Warm Farro Salad with Roasted Squash, Persimmons & Pecans
1 ½ cups uncooked farro
1 medium butternut squash, peeled, seeds removed, and diced
2 tablespoons balsamic vinegar
1 tablespoon apple cider or white wine vinegar
1 tablespoon finely chopped shallot
¼ cup olive oil
⅓ cup pecan halves, lightly toasted
1 Fuyu persimmon, diced small
¼ cup chopped Italian parsley
3 ounces crumbled feta
⅓ cup pomegranate seeds (optional)
Pepper, to taste
- Preheat the oven to 400°F.
- In a medium saucepan combine farro with 3 cups of cold water. Bring to a boil, lower heat and simmer, uncovered, for 15 to 20 minutes or until tender.
- Toss the squash cubes in a little olive oil, then transfer to a parchment-lined baking sheet, in a single layer. Roast the squash in the oven for about 15 to 20 minutes until brown, caramelized, and tender, stopping once halfway through to slide a spatula under the squash and flip it gently and rotate the baking sheet so the squash cooks evenly.
- While the farro and squash are cooking, in a small bowl, whisk together the vinegars and shallots. In a steady, slow stream, whisk in the olive oil until blended. Season to taste with pepper.
- Drain the cooked farro, then place the farro in a serving bowl along with cooked squash, pecans, persimmon, parsley, and pomegranate seeds (if using). Pour the dressing over and toss. Add the feta and season with pepper to taste. Toss again gently. Serve over a bed of arugula if desired.
Recipe adapted from The Kitchn
When it comes to shopping for holiday presents, people generally fall into one of two camps: they love it and take any opportunity they can to hit the stores; or they hate it and try to put it off until the last minute, if not avoid it all together. Coincidentally, the same can be said for people’s feelings on exercise. Whichever camp you most identify with for either activity, try thinking outside of the box this holiday season to combine shopping and exercise for a win-win situation that will benefit your family and friends and your body. Here are some tips to help you increase your heart rate and calorie burn while you’re out decking the malls this holiday season:
- Step it up. Challenge yourself to meet a daily goal of 10,000 steps by wearing a pedometer, comfortable clothes, and sneakers while you’re out and about. You’ll have an easier time racking up the steps if you’re comfortable and have a tool to instantly track your progress.
- Go the distance. To add extra steps to your trip, park your car as far away from the store or mall entrance as you can. Once inside, take the stairs instead of the elevator or escalator, and talk a lap around before deciding what you’d like to purchase.
- Fit in a strength training workout. Think of your shopping bags as weights – the more filled with presents they are, the better workout you’re going to get. As you’re carrying them around the mall or back to your car, slightly lift your shopping bags then lower them for an instant workout for your biceps and triceps.
- Work your lower body.

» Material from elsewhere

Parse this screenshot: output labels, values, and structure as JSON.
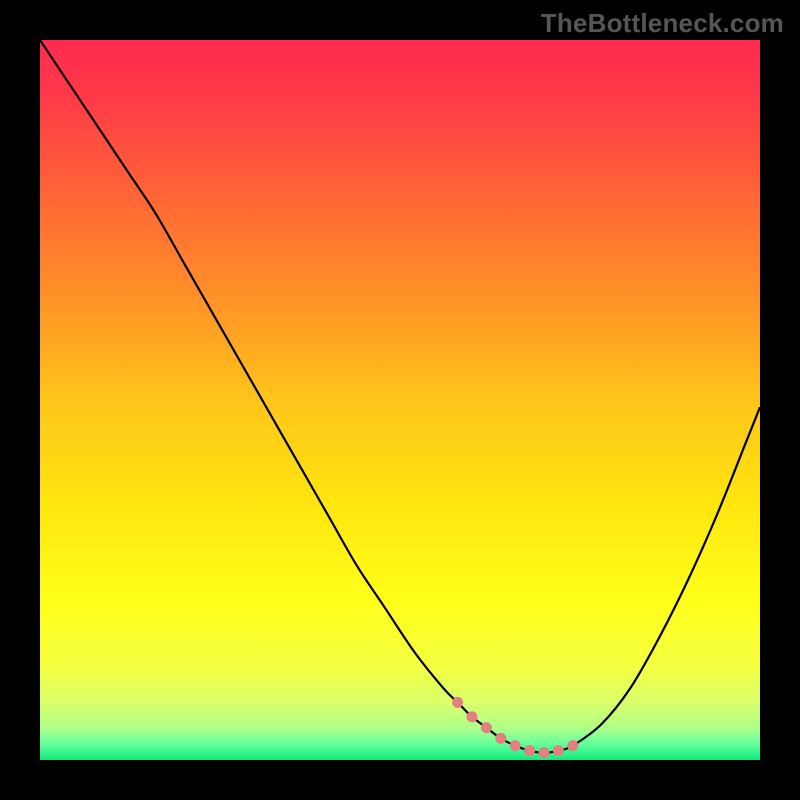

See an item you like on a higher shelf? Do some calf raises by stretching to reach or look at it. For items at floor level, squat down to pick up or view them.
Neither holiday shopping nor working out need to feel like chores if you approach them with a positive attitude and the belief that you’ll be making others happy and improving your health in the process.